Saturday, Jan 17, 2015

Record setting 2014 seen for maritime

The maritime industry can be cautiously optimistic about the months ahead after what looks like a record-setting year in 2014.

Transport Minister Lui Tuck Yew said last night that advanced estimates showed that 33.9 million containers - known as twenty-foot equivalent units (TEUs) - passed through local ports last year.

That is 4 per cent higher than the 32.6 million TEUs recorded in 2013, itself a record.

Vessel arrival tonnage rose 1.9 per cent last year to 2.37 billion gross tonnage and Singapore also kept its pole position as the world's top bunkering port, with 42.4 million tonnes sold last year.

While the container throughput was a record, it fell short of the 35.3 million TEUs handled by Shanghai's ports, which announced its volume numbers earlier this week.

That meant Shanghai's ports were again the world's busiest - a title it has held since wresting it from Singapore in 2010.

Nevertheless, Mr Lui said that Singapore continues to attract a broad range of maritime enterprises, with new shipping companies and maritime service providers coming on board.

These include shipowner-operator Bumi Armada and International Group Protection & Indemnity Club, Gard, while existing players like ship operators Berge Bulk and Milestone Chemical Tankers have expanded their operations.

External factors also seem to be providing tailwinds for the sector, noted Mr Lui, who was speaking to about 300 industry leaders at the Singapore Maritime Foundation's 2015 New Year cocktail reception at Conrad Centennial Singapore Hotel yesterday.

He is cautiously optimistic about the industry's prospects for this year. "Some improvement in 2015 is indeed possible.
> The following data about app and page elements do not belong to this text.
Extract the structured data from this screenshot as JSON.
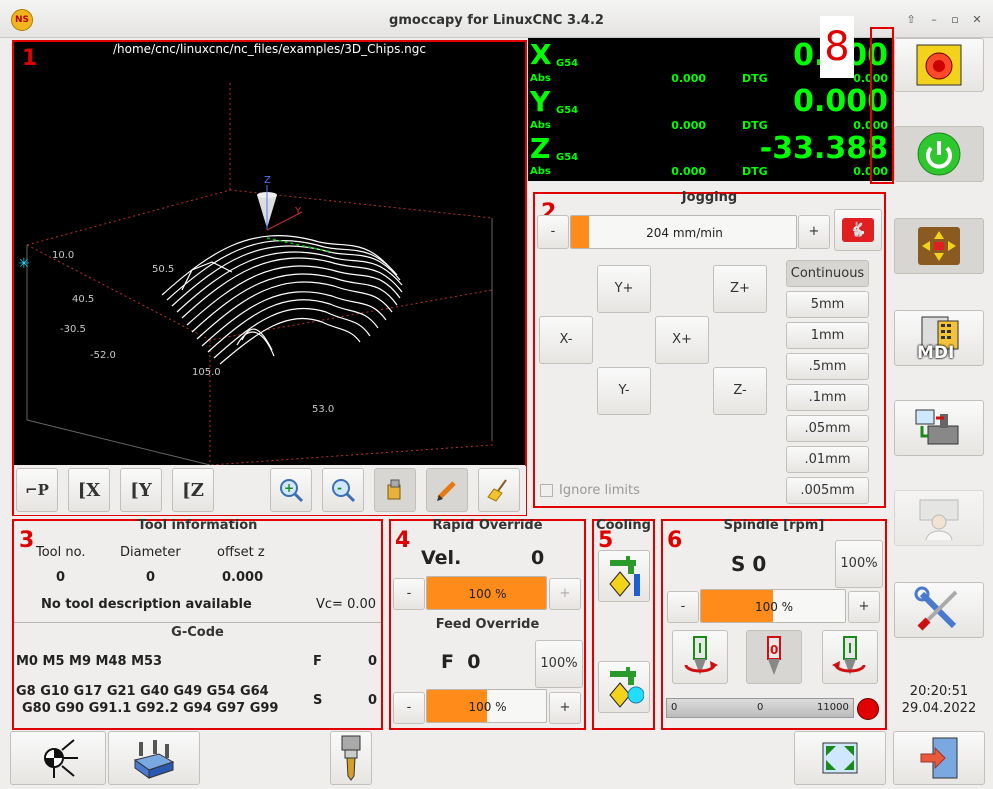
{
  "window": {
    "title": "gmoccapy for LinuxCNC  3.4.2",
    "logo_text": "NS"
  },
  "preview": {
    "file_path": "/home/cnc/linuxcnc/nc_files/examples/3D_Chips.ngc",
    "markers": [
      "1",
      "2",
      "3",
      "4",
      "5",
      "6",
      "8"
    ],
    "toolbar": [
      "view-p",
      "view-x",
      "view-y",
      "view-z",
      "zoom-in",
      "zoom-out",
      "clear-live-plot",
      "edit",
      "clear"
    ],
    "view_labels": {
      "p": "P",
      "x": "X",
      "y": "Y",
      "z": "Z"
    },
    "axis_labels": [
      "10.0",
      "40.5",
      "-30.5",
      "-52.0",
      "105.0",
      "53.0",
      "50.5",
      "Z",
      "Y"
    ]
  },
  "dro": {
    "axes": [
      {
        "letter": "X",
        "offset": "G54",
        "value": "0.000",
        "abs_label": "Abs",
        "abs": "0.000",
        "dtg_label": "DTG",
        "dtg": "0.000"
      },
      {
        "letter": "Y",
        "offset": "G54",
        "value": "0.000",
        "abs_label": "Abs",
        "abs": "0.000",
        "dtg_label": "DTG",
        "dtg": "0.000"
      },
      {
        "letter": "Z",
        "offset": "G54",
        "value": "-33.388",
        "abs_label": "Abs",
        "abs": "0.000",
        "dtg_label": "DTG",
        "dtg": "0.000"
      }
    ]
  },
  "jogging": {
    "title": "Jogging",
    "minus": "-",
    "plus": "+",
    "speed": "204 mm/min",
    "speed_fraction": 0.08,
    "buttons": {
      "y_plus": "Y+",
      "z_plus": "Z+",
      "x_minus": "X-",
      "x_plus": "X+",
      "y_minus": "Y-",
      "z_minus": "Z-"
    },
    "increments": [
      "Continuous",
      "5mm",
      "1mm",
      ".5mm",
      ".1mm",
      ".05mm",
      ".01mm",
      ".005mm"
    ],
    "ignore_limits": "Ignore limits"
  },
  "tool": {
    "title": "Tool information",
    "headers": [
      "Tool no.",
      "Diameter",
      "offset z"
    ],
    "values": [
      "0",
      "0",
      "0.000"
    ],
    "description": "No tool description available",
    "vc": "Vc= 0.00"
  },
  "gcode": {
    "title": "G-Code",
    "mcodes": "M0 M5 M9 M48 M53",
    "f_label": "F",
    "f_value": "0",
    "gcodes_1": "G8 G10 G17 G21 G40 G49 G54 G64",
    "gcodes_2": "G80 G90 G91.1 G92.2 G94 G97 G99",
    "s_label": "S",
    "s_value": "0"
  },
  "rapid": {
    "title": "Rapid Override",
    "vel_label": "Vel.",
    "vel_value": "0",
    "bar": "100 %",
    "fraction": 1.0,
    "minus": "-",
    "plus": "+"
  },
  "feed": {
    "title": "Feed Override",
    "label": "F  0",
    "reset": "100%",
    "bar": "100 %",
    "fraction": 0.5,
    "minus": "-",
    "plus": "+"
  },
  "cooling": {
    "title": "Cooling"
  },
  "spindle": {
    "title": "Spindle [rpm]",
    "speed": "S 0",
    "reset": "100%",
    "bar": "100 %",
    "fraction": 0.5,
    "minus": "-",
    "plus": "+",
    "gauge_min": "0",
    "gauge_val": "0",
    "gauge_max": "11000",
    "indicator_color": "#e00000"
  },
  "clock": {
    "time": "20:20:51",
    "date": "29.04.2022"
  },
  "side": {
    "mdi_label": "MDI"
  },
  "colors": {
    "accent": "#ff8c1a",
    "marker": "#e00000",
    "dro": "#00ff00"
  }
}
Any recovery is most likely as a result of falling costs than any meaningful increase in freight rates."

Mr Lui also mapped out the blueprint for the industry, which involves significant investment in port infrastructure as well as in developing manpower talent.

Expansion work at Pasir Panjang Terminal is proceeding as scheduled and reclamation will be under way at Tuas to build a new port to consolidate all of Singapore's container port activity.

Safety will not be overlooked, with the Maritime and Port Authority working closely with the industry to review measures.

Mr Lui noted that there will be no let-up in efforts to train Singaporeans for the industry.

Scholarships have also been awarded to attract people to the sector.

Back to Career Resources »

Related Articles

    SkillsFuture: 2m Singaporeans to get $500 credit by early 2016; awards & fellowships will be bond-free

SkillsFuture: 2m Singaporeans to get $500 credit by early 2016; awards & fellowships will be bond-free

Fresh polytechnic and ITE graduates will be able to apply for a 12- to 18-month programme at companies that will provide on-the-job training and sponsor their further studies towards an industry-recognised certification.

    Doing what you’re good at, naturally

Doing what you’re good at, naturally

Pay attention to three clues that point you to your natural talents

    One and two-tier governance systems

One and two-tier governance systems

It is unlikely that companies or even other non-profit organisations will follow SMF's move to a two-tier structure

    Training hours dip as bosses 'can't spare workers'

Training hours dip as bosses 'can't spare workers'

But more employees are getting trained, reports labour force survey

    Training 'gave wages a boost': Study

Training 'gave wages a boost': Study

But proportion of workers with better job outcomes after WSQ shrank: Survey

    Project mgmt offices' value questioned

Project mgmt offices' value questioned

Survey shows PMOs' effectiveness in training often not properly measured